    Bottom tip + represents (ti,Δni)=(ti,2). The top row of ++++0-- represents the possible outcomes after tf-ti=6 more tosses. I have used +, 0, and - for the lattice points to emphasize where the accumulated value, Δn, is either positive, zero, or negative, respectively. The vertical line of vertical bars is the Δn=0 line. So, your relevant probability is the probability of the two - points on the right end of the top row. Caution: the probability of these two points is not simply 2/7!

    You can determine the probability of each relavant lattice point in two ways:

    1) If you know the probability distribution of the distribution starting at t=0 with Δn=0, then simply shift everything by redefining t→t-ti and Δn→Δn-Δni, and then add up the probabilities of the relevant lattice points.

    2) Since you are specifying a fair coin, then you can determine the probability of each value of, Δn, at t=tf by counting the number of allowed paths from (ti,Δni) to (tf,Δn), and then dividing by the number of allowed paths from (ti,Δni) to any lattice point at t=tf.

    A third way of determining the probability just occured to me. I think it's kind of slick.
    3) You can count the number of diagonals between nearest neighbors that connecet to a - on top, and then divide by the total number of diagonals between nearest neighbors. This approach makes full use of the diagram as drawn, and it is very quick and intuitive for t<~10.

    For the diagram above, I get 8/42=19%. That is, if the coin tosses are two counts in your favor, then, after six more tosses, there is a 19% probability that you will lose.
    Last edited: Aug 21, 2009
  10. Aug 21, 2009 #9
    The technique I described only works for computing the expected value, not the exact distribution.

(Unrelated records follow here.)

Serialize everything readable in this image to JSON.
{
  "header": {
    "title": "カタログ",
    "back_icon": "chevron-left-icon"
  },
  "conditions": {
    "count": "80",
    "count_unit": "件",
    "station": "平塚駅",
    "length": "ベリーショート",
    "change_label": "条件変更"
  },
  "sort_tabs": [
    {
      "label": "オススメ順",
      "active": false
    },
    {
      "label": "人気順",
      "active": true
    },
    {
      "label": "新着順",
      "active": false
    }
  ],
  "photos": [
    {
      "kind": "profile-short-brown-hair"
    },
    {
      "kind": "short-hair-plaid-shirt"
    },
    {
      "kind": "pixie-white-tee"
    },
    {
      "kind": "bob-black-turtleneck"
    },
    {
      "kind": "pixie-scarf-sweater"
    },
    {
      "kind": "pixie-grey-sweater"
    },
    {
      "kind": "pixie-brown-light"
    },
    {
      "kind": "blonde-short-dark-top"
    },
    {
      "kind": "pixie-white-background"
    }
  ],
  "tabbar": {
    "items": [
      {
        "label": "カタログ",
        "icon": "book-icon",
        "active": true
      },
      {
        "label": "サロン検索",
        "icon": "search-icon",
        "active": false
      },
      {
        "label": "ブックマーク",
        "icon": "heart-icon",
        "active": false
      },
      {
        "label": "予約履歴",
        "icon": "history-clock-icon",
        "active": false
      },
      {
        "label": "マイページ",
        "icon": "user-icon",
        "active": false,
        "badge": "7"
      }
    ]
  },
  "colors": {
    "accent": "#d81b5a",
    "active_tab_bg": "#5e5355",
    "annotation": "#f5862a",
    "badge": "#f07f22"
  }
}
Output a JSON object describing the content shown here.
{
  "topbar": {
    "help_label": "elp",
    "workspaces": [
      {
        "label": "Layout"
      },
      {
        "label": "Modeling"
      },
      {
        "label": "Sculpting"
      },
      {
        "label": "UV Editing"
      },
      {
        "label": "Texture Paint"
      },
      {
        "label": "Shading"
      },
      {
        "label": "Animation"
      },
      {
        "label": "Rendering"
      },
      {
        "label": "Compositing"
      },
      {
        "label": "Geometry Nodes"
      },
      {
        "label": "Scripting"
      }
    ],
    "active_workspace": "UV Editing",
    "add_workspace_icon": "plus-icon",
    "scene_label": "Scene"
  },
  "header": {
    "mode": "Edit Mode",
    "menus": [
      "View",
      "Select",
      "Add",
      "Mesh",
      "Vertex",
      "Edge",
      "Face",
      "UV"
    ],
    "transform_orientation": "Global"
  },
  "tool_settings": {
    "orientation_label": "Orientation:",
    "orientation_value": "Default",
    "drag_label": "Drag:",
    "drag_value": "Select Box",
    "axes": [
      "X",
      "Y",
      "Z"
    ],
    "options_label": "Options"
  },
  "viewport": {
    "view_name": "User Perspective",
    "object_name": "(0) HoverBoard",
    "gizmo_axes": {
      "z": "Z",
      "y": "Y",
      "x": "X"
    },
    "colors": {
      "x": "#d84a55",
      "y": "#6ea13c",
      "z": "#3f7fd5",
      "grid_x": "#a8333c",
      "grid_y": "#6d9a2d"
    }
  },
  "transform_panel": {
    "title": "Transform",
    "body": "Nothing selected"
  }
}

To compute the exact distribution, add a third argument to f, so we have f(n,k,j), which is the number of ways to get j crossings given that we take n steps starting from position k. Using similar reasoning as I used in my other post,
    f(0,k,0) = f(1,k,0) = 1
    f(0,k,j) = f(1,k,j) = 0 (if j > 0)
    f(n,k,j) = f(n-2,k-2,j) + 2f(n-2,k,j) + f(n-2,k+2,j) (if |k| != 1 and n > 1)
    f(n,k,j) = f(n-2,k-2,j-1) + 2f(n-2,k,j) + f(n-2,k+2,j) (if k = 1 and n > 1)
    f(n,k,j) = f(n-2,k-2,j) + 2f(n-2,k,j) + f(n-2,k+2,j-1) (if k = -1 and n > 1)
    and to get the probability, divide by 2^n as before.
Share this great discussion with others via Reddit, Google+, Twitter, or Facebook